By Angie Raphael
This twisted dark comedy takes some odd turns but it is hilarious and even a little shocking in parts. The only real problem with Suburbicon is there are two plots running and they do not intersect strongly enough. One is based on the true story of black couple William (Leith M. Burke) and Daisy Meyers (Karimah Westbrook) and their young son, who move into a white town and are unfairly targeted by racists. Meanwhile, in a neighbouring home, two men (Glenn Fleshler and Alex Hassell) break into a house and chloroform a family including patriarch Gardner Lodge (Matt Damon), his wife Rose (Julianne Moore), their son Nicky (Noah Jupe) and Rose's twin sister Margaret (also Julianne Moore). The juxtaposition of the two plots emphasises the issue that white killers can get away with crime when people are distracted and blinded by racism. It is also eerily relevant given recent events in the United States.
Damon plays an uncharacteristically sinister and loathsome man, while Moore is equally creepy and Jupe is solid as the young lead. Oscar Isaac also has a memorable role as an insurance investigator. Unfortunately, Westbrook and Burke do not have enough material to work with.

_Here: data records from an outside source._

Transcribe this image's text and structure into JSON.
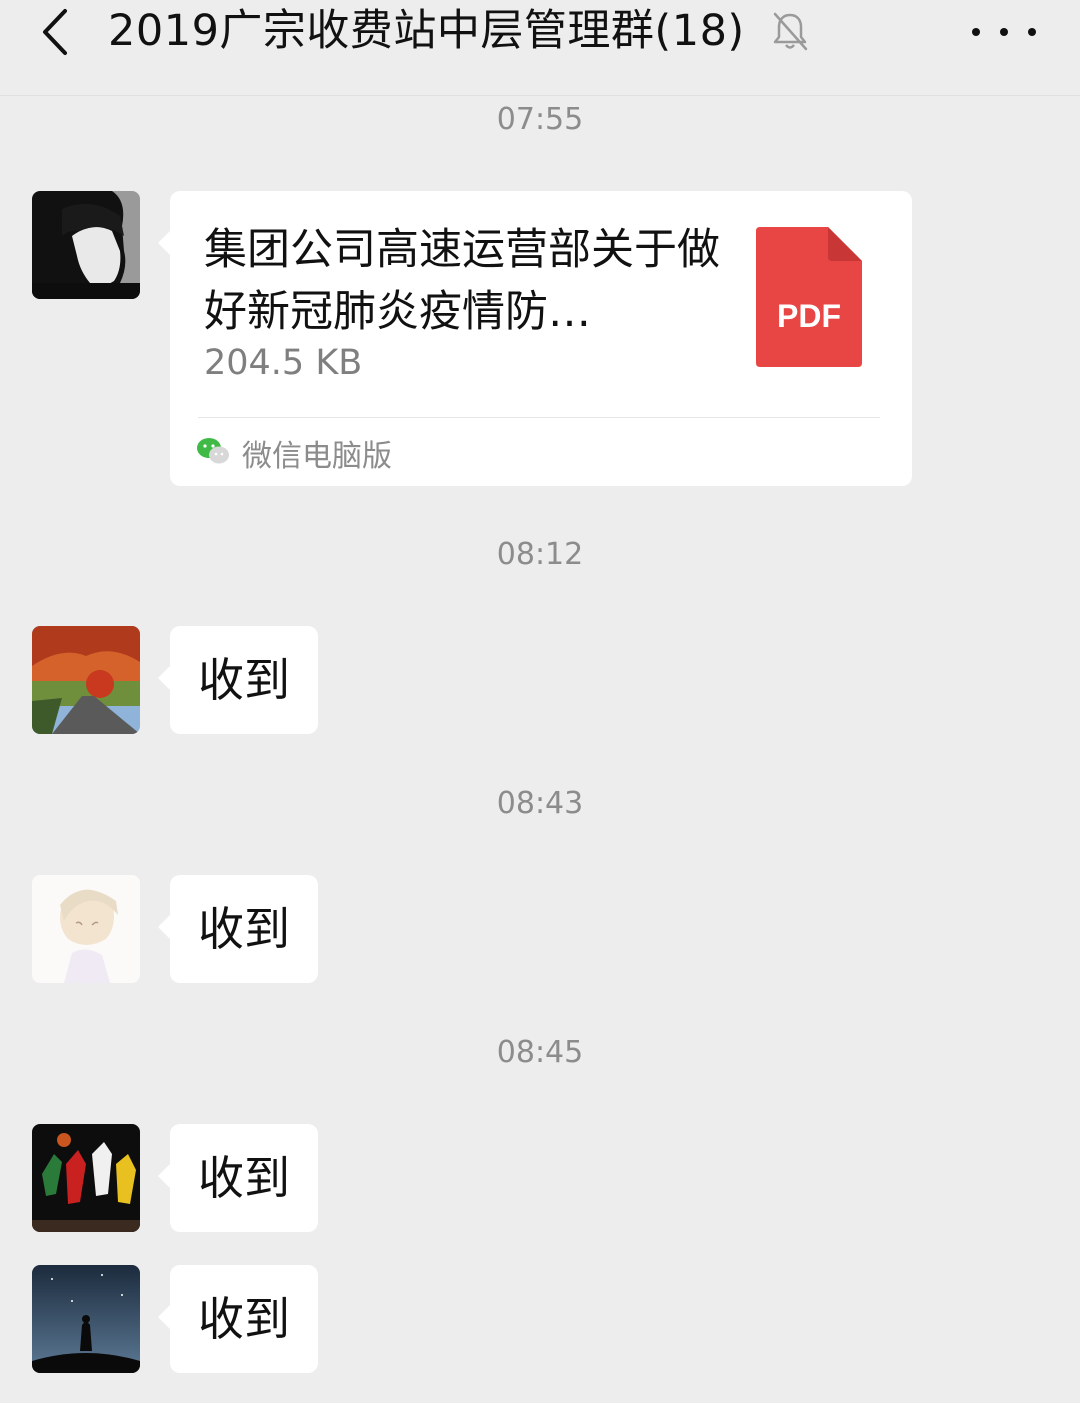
{
  "header": {
    "title": "2019广宗收费站中层管理群(18)",
    "back_icon": "chevron-left-icon",
    "mute_icon": "bell-muted-icon",
    "more_icon": "more-dots-icon"
  },
  "messages": [
    {
      "time": "07:55",
      "type": "file",
      "file_title": "集团公司高速运营部关于做好新冠肺炎疫情防…",
      "file_size": "204.5 KB",
      "file_badge": "PDF",
      "source": "微信电脑版"
    },
    {
      "time": "08:12",
      "type": "text",
      "text": "收到"
    },
    {
      "time": "08:43",
      "type": "text",
      "text": "收到"
    },
    {
      "time": "08:45",
      "type": "text",
      "text": "收到"
    },
    {
      "type": "text",
      "text": "收到"
    }
  ],
  "colors": {
    "background": "#ededed",
    "bubble": "#ffffff",
    "pdf_red": "#e84545",
    "wechat_green": "#3fba46"
  }
}
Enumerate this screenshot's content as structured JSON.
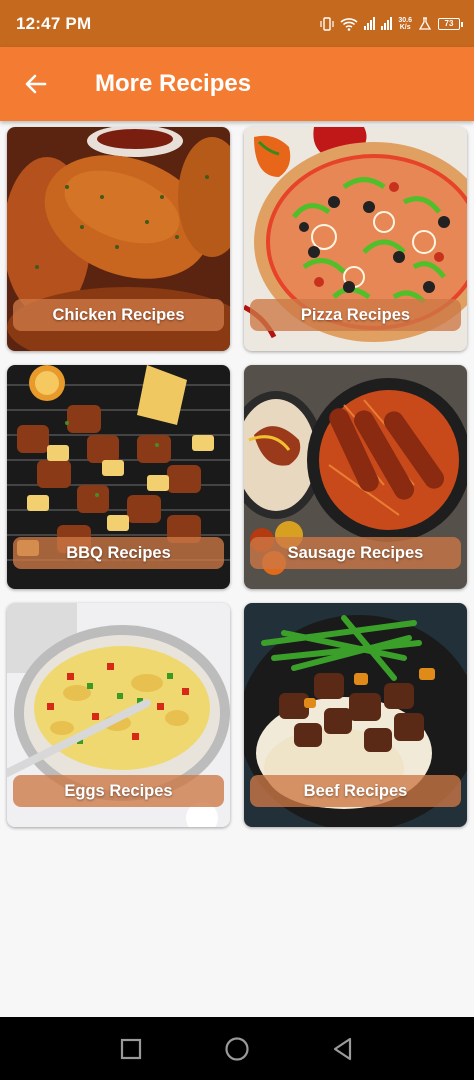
{
  "status_bar": {
    "time": "12:47 PM",
    "net_speed_value": "30.6",
    "net_speed_unit": "K/s",
    "battery": "73",
    "icons": [
      "vibrate-icon",
      "wifi-icon",
      "signal-icon",
      "signal-icon",
      "flask-icon",
      "battery-icon"
    ]
  },
  "app_bar": {
    "title": "More Recipes",
    "back_icon": "arrow-left-icon",
    "background": "#f47c32"
  },
  "recipes": [
    {
      "label": "Chicken Recipes"
    },
    {
      "label": "Pizza Recipes"
    },
    {
      "label": "BBQ Recipes"
    },
    {
      "label": "Sausage Recipes"
    },
    {
      "label": "Eggs Recipes"
    },
    {
      "label": "Beef Recipes"
    }
  ],
  "nav_bar": {
    "icons": [
      "recent-apps-icon",
      "home-icon",
      "back-triangle-icon"
    ]
  }
}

George Clooney is a better director than he is actor and he also has a writing credit on this film with Grant Heslov. As a director, Clooney keeps the pace steady and even shows some surprisingly brutal violence. Joel and Ethan Coen are also credited as screenwriters and their influence is obvious. Only the Coen brothers could cleverly spin such an outrageous tale. Suburbicon is not quite at the Burn After Reading level, but it is satisfying.